SK: I actually started a version of this series in 2012, while I was looking at the legal document from 2009 that I have previously mentioned. I was taken by how men were presenting themselves on dating websites and apps for other men and the performative masculinities that inhabit such spaces. I was fortunate to have access to my friend and well-known poet Akhil Katyal’s Ph.D. dissertation chapter titled ‘Photographs of Desire: The Profile Picture on Planet Romeo’ (2009). This helped me think through the ways in which desire gets embodied in both spaces and images. The work started off as collages - cut up images of men stacked atop each other. I was unsure about these works till 2016, when the images became more spatial. The collages morphed into objects that inhabited a larger space along with other objects. A lot has changed over the last four years with the internet functioning as a fictional site. There is a lack of linear temporality and empirical space where identities morph into one another. New masculinities are performed and produced relentlessly. This series examines how these images, when taken off these websites change meaning through networks of digital distribution and become physical, tangible objects. The final images are collaged in a way that obscure the identity of the subject in turn producing an allegory for how fictional personas of the self are generated by users of social media.
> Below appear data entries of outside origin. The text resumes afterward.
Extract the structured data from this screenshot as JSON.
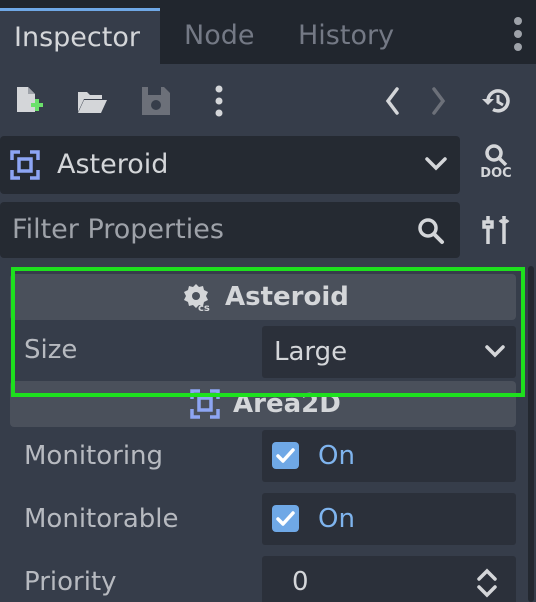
{
  "tabs": [
    {
      "label": "Inspector",
      "active": true
    },
    {
      "label": "Node",
      "active": false
    },
    {
      "label": "History",
      "active": false
    }
  ],
  "toolbar": {
    "new_resource_icon": "new-file-icon",
    "open_icon": "folder-open-icon",
    "save_icon": "save-icon",
    "more_icon": "vertical-ellipsis-icon",
    "back_icon": "chevron-left-icon",
    "forward_icon": "chevron-right-icon",
    "history_icon": "history-icon"
  },
  "object_selector": {
    "label": "Asteroid",
    "icon": "area2d-icon",
    "doc_label": "DOC"
  },
  "filter": {
    "placeholder": "Filter Properties"
  },
  "sections": {
    "script": {
      "title": "Asteroid",
      "icon": "csharp-script-icon",
      "properties": [
        {
          "label": "Size",
          "value": "Large"
        }
      ]
    },
    "area2d": {
      "title": "Area2D",
      "icon": "area2d-icon",
      "properties": [
        {
          "label": "Monitoring",
          "value": "On",
          "checked": true
        },
        {
          "label": "Monitorable",
          "value": "On",
          "checked": true
        },
        {
          "label": "Priority",
          "value": "0"
        }
      ]
    }
  },
  "colors": {
    "accent": "#6fa8e6",
    "highlight": "#1ee01e",
    "panel": "#363d4a",
    "field": "#252a32"
  }
}
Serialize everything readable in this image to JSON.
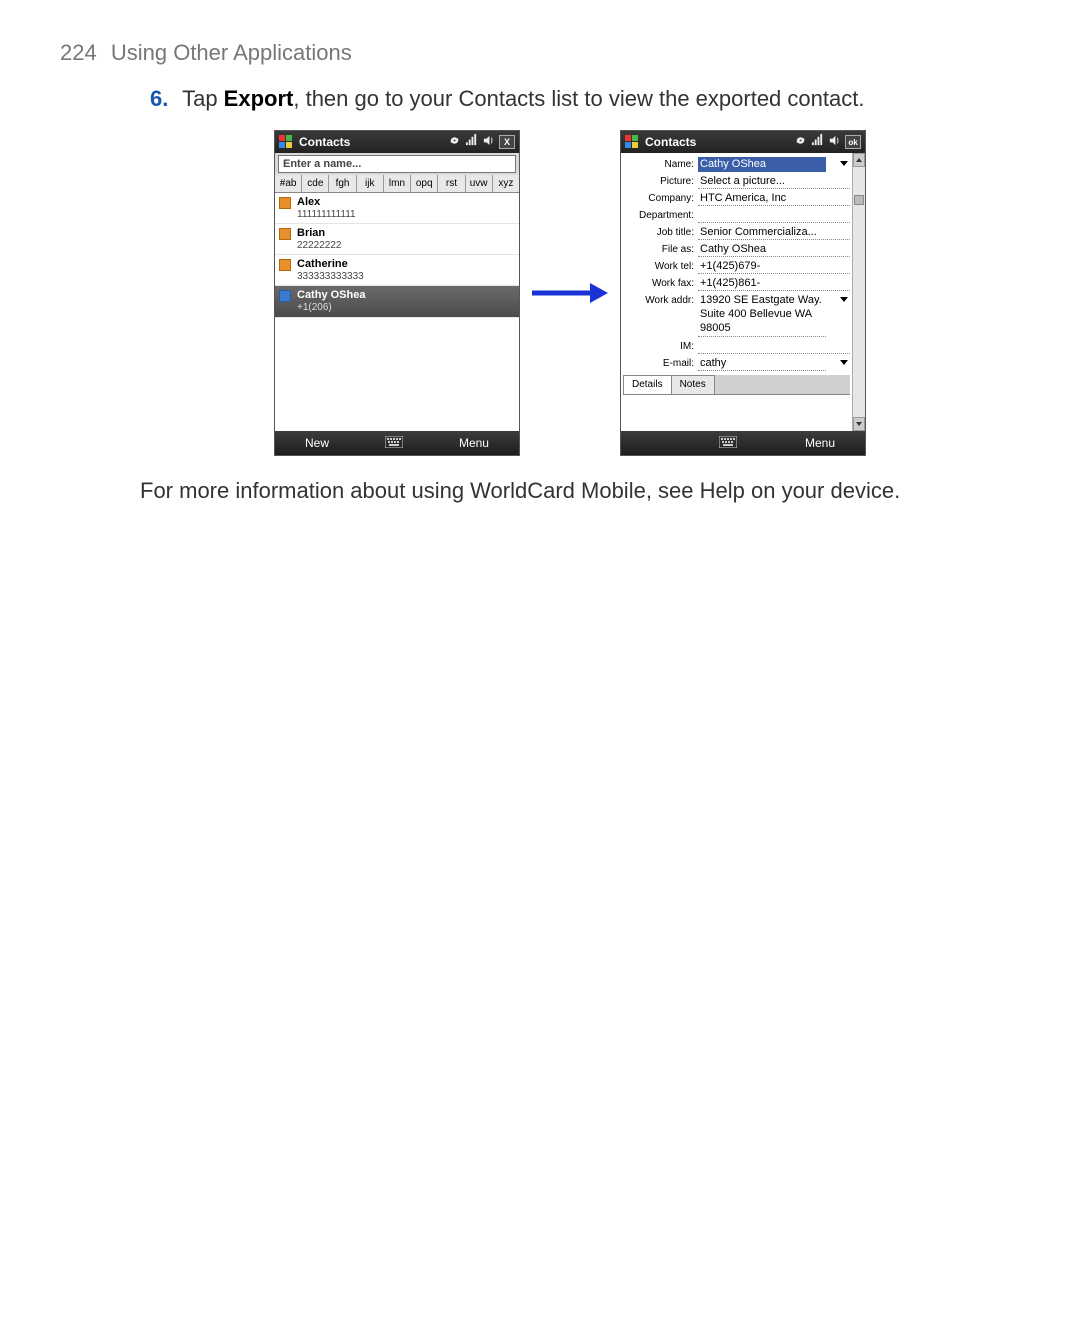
{
  "page": {
    "number": "224",
    "title": "Using Other Applications"
  },
  "step": {
    "num": "6.",
    "pre": "Tap ",
    "bold": "Export",
    "post": ", then go to your Contacts list to view the exported contact."
  },
  "left": {
    "app_title": "Contacts",
    "search_placeholder": "Enter a name...",
    "close_label": "X",
    "alpha_tabs": [
      "#ab",
      "cde",
      "fgh",
      "ijk",
      "lmn",
      "opq",
      "rst",
      "uvw",
      "xyz"
    ],
    "contacts": [
      {
        "name": "Alex",
        "sub": "111111111111"
      },
      {
        "name": "Brian",
        "sub": "22222222"
      },
      {
        "name": "Catherine",
        "sub": "333333333333"
      },
      {
        "name": "Cathy OShea",
        "sub": "+1(206)",
        "selected": true
      }
    ],
    "soft_left": "New",
    "soft_right": "Menu"
  },
  "right": {
    "app_title": "Contacts",
    "ok_label": "ok",
    "fields": [
      {
        "label": "Name:",
        "value": "Cathy OShea",
        "selected": true,
        "dropdown": true
      },
      {
        "label": "Picture:",
        "value": "Select a picture..."
      },
      {
        "label": "Company:",
        "value": "HTC America, Inc"
      },
      {
        "label": "Department:",
        "value": ""
      },
      {
        "label": "Job title:",
        "value": "Senior Commercializa..."
      },
      {
        "label": "File as:",
        "value": "Cathy OShea"
      },
      {
        "label": "Work tel:",
        "value": "+1(425)679-"
      },
      {
        "label": "Work fax:",
        "value": "+1(425)861-"
      },
      {
        "label": "Work addr:",
        "value": "13920 SE Eastgate Way. Suite 400 Bellevue WA 98005",
        "dropdown": true,
        "multiline": true
      },
      {
        "label": "IM:",
        "value": ""
      },
      {
        "label": "E-mail:",
        "value": "cathy",
        "dropdown": true
      }
    ],
    "tabs": {
      "details": "Details",
      "notes": "Notes"
    },
    "soft_right": "Menu"
  },
  "follow": "For more information about using WorldCard Mobile, see Help on your device."
}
LL: I’ve heard you describe your work as an examination of power structures. Can you tell me how your work, which involves the circulation of the intimate and the sexual, interacts with larger ideas of structures of dominance and control?
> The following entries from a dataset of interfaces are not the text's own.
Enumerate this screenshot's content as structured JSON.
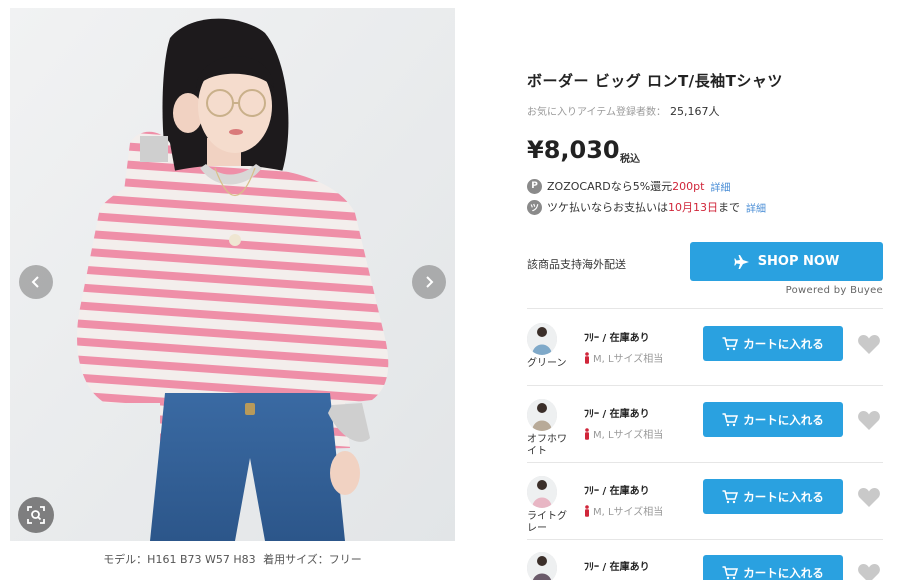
{
  "gallery": {
    "prev_icon": "chevron-left-icon",
    "next_icon": "chevron-right-icon",
    "zoom_icon": "zoom-scan-icon",
    "model_label": "モデル：H161 B73 W57 H83",
    "size_label": "着用サイズ：フリー"
  },
  "product": {
    "title": "ボーダー ビッグ ロンT/長袖Tシャツ",
    "fav_label": "お気に入りアイテム登録者数：",
    "fav_count": "25,167人",
    "price": "¥8,030",
    "tax_label": "税込"
  },
  "promos": [
    {
      "icon": "P",
      "text_a": "ZOZOCARDなら",
      "em_a": "5%",
      "text_b": "還元",
      "em_b": "200pt",
      "link": "詳細"
    },
    {
      "icon": "ツ",
      "text_a": "ツケ払いならお支払いは",
      "em_a": "10月13日",
      "text_b": "まで",
      "link": "詳細"
    }
  ],
  "shipping": {
    "label": "該商品支持海外配送",
    "button_label": "SHOP NOW",
    "button_icon": "airplane-icon",
    "powered_by": "Powered by Buyee"
  },
  "variants": [
    {
      "color_name": "グリーン",
      "stock": "ﾌﾘｰ / 在庫あり",
      "size_note": "M, Lサイズ相当",
      "cart_label": "カートに入れる",
      "thumb_color": "#7fa9c9"
    },
    {
      "color_name": "オフホワイト",
      "stock": "ﾌﾘｰ / 在庫あり",
      "size_note": "M, Lサイズ相当",
      "cart_label": "カートに入れる",
      "thumb_color": "#b8aa98"
    },
    {
      "color_name": "ライトグレー",
      "stock": "ﾌﾘｰ / 在庫あり",
      "size_note": "M, Lサイズ相当",
      "cart_label": "カートに入れる",
      "thumb_color": "#e8b6c4"
    },
    {
      "color_name": "",
      "stock": "ﾌﾘｰ / 在庫あり",
      "size_note": "",
      "cart_label": "カートに入れる",
      "thumb_color": "#6a5a6a"
    }
  ],
  "colors": {
    "accent": "#2aa1e0",
    "highlight_red": "#d0263a",
    "link_blue": "#4a8ed6",
    "stripe_pink": "#ef8fa8"
  }
}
SK: In what was considered to be a significant marker for progress regarding queer rights in 2009, the Delhi High Court read down Section 377 and decriminalized sexual acts ‘against the order of nature’. The legal document submitted to the High Court by the team of lawyers arguing for the reading down of Section 377 was a 105-page document which succinctly spanned ideas around morality, sexual behaviour, and the history of legislation around homosexuality. As a gay man growing up in India, I recall my earliest memories around intimacy and sexual attraction being laced with a paralyzing fear that had its roots in the country's conservative legislation. Adding to this anxiety was the concurring conservatism of public opinion around homosexuality. Reading this legal document helped me conceptualise a larger series of works that articulated ideas around desire and intimacy. The work contextualised these within the external frameworks of governance and legislation.

LL: I want to talk about your newest work, a work that is still in progress – Woh bhi line ka tha. The title translates from Hindi to “he was one of us.” What is the significance of this phrase?

SK: Woh bhi line ka tha, translated as ‘he was one of us’ is a term commonly used in cruising spaces. Public sites where men often engage in sexual encounters with other men become the backdrop of this work. ‘Line’ here stands in for vocation, a choice of activities or even orientation. The series includes a series of digital prints and a book with transcripts of conversations had in these spaces. The title was inspired by a line that came up often in conversations had in these spaces, the crux of which was referencing to other encounters (in third person). A large part of the series is conversations that I had with men in these spaces where they referred to other encounters and many of these began by describing a situation or a man and the fact that he was ‘one of us.’ Here, line becomes evocative of some sort of secret, behaviour, activity, vocation that is referred to code-language like, referring to a man’s sexual habits within these spaces. I was taken by this phrase given how how laced it is with multiple meanings: fairly innocuous-sounding when out of context but simultaneously laden with many meanings in these spaces.


All images © Sandip Kuriakose